**Work instructions**
Go through the records and write each one out again exactly.

**Provided information**
--- START ---

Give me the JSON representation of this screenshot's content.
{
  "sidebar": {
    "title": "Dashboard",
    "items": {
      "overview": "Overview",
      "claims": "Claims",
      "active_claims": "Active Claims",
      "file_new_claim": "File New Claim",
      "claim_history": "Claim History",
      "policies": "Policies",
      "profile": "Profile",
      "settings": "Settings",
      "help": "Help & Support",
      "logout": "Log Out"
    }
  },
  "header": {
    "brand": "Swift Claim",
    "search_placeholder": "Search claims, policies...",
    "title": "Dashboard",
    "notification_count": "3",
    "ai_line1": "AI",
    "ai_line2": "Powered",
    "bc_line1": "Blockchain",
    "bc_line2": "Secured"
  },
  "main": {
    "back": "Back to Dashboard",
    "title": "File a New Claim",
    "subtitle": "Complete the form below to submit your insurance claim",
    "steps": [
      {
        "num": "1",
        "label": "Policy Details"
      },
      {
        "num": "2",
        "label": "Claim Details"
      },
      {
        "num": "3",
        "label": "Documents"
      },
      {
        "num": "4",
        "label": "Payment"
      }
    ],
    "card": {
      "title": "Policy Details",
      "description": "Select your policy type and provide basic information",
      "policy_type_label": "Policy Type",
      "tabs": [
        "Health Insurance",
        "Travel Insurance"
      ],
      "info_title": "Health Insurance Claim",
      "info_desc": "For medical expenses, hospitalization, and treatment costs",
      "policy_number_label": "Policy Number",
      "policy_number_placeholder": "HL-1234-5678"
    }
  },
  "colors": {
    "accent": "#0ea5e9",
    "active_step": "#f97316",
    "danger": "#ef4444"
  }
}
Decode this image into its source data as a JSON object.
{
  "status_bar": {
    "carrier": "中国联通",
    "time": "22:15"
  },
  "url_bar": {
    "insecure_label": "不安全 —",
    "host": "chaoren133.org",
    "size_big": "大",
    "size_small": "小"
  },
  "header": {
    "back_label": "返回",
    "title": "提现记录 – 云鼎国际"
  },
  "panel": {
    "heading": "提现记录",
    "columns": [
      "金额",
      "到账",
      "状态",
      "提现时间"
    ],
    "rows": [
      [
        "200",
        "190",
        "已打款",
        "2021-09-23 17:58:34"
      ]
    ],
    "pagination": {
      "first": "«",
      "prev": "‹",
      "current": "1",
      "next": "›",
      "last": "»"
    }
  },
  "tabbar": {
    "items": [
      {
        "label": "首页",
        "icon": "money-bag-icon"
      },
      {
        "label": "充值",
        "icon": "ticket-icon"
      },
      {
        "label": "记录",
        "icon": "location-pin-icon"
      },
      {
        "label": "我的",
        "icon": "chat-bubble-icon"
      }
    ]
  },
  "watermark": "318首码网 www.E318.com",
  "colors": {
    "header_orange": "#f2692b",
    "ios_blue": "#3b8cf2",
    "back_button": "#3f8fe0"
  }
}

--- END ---

**Answer box**
Give me the JSON representation of this screenshot's content.
{
  "sidebar": {
    "title": "Dashboard",
    "items": {
      "overview": "Overview",
      "claims": "Claims",
      "active_claims": "Active Claims",
      "file_new_claim": "File New Claim",
      "claim_history": "Claim History",
      "policies": "Policies",
      "profile": "Profile",
      "settings": "Settings",
      "help": "Help & Support",
      "logout": "Log Out"
    }
  },
  "header": {
    "brand": "Swift Claim",
    "search_placeholder": "Search claims, policies...",
    "title": "Dashboard",
    "notification_count": "3",
    "ai_line1": "AI",
    "ai_line2": "Powered",
    "bc_line1": "Blockchain",
    "bc_line2": "Secured"
  },
  "main": {
    "back": "Back to Dashboard",
    "title": "File a New Claim",
    "subtitle": "Complete the form below to submit your insurance claim",
    "steps": [
      {
        "num": "1",
        "label": "Policy Details"
      },
      {
        "num": "2",
        "label": "Claim Details"
      },
      {
        "num": "3",
        "label": "Documents"
      },
      {
        "num": "4",
        "label": "Payment"
      }
    ],
    "card": {
      "title": "Policy Details",
      "description": "Select your policy type and provide basic information",
      "policy_type_label": "Policy Type",
      "tabs": [
        "Health Insurance",
        "Travel Insurance"
      ],
      "info_title": "Health Insurance Claim",
      "info_desc": "For medical expenses, hospitalization, and treatment costs",
      "policy_number_label": "Policy Number",
      "policy_number_placeholder": "HL-1234-5678"
    }
  },
  "colors": {
    "accent": "#0ea5e9",
    "active_step": "#f97316",
    "danger": "#ef4444"
  }
}
Decode this image into its source data as a JSON object.
{
  "status_bar": {
    "carrier": "中国联通",
    "time": "22:15"
  },
  "url_bar": {
    "insecure_label": "不安全 —",
    "host": "chaoren133.org",
    "size_big": "大",
    "size_small": "小"
  },
  "header": {
    "back_label": "返回",
    "title": "提现记录 – 云鼎国际"
  },
  "panel": {
    "heading": "提现记录",
    "columns": [
      "金额",
      "到账",
      "状态",
      "提现时间"
    ],
    "rows": [
      [
        "200",
        "190",
        "已打款",
        "2021-09-23 17:58:34"
      ]
    ],
    "pagination": {
      "first": "«",
      "prev": "‹",
      "current": "1",
      "next": "›",
      "last": "»"
    }
  },
  "tabbar": {
    "items": [
      {
        "label": "首页",
        "icon": "money-bag-icon"
      },
      {
        "label": "充值",
        "icon": "ticket-icon"
      },
      {
        "label": "记录",
        "icon": "location-pin-icon"
      },
      {
        "label": "我的",
        "icon": "chat-bubble-icon"
      }
    ]
  },
  "watermark": "318首码网 www.E318.com",
  "colors": {
    "header_orange": "#f2692b",
    "ios_blue": "#3b8cf2",
    "back_button": "#3f8fe0"
  }
}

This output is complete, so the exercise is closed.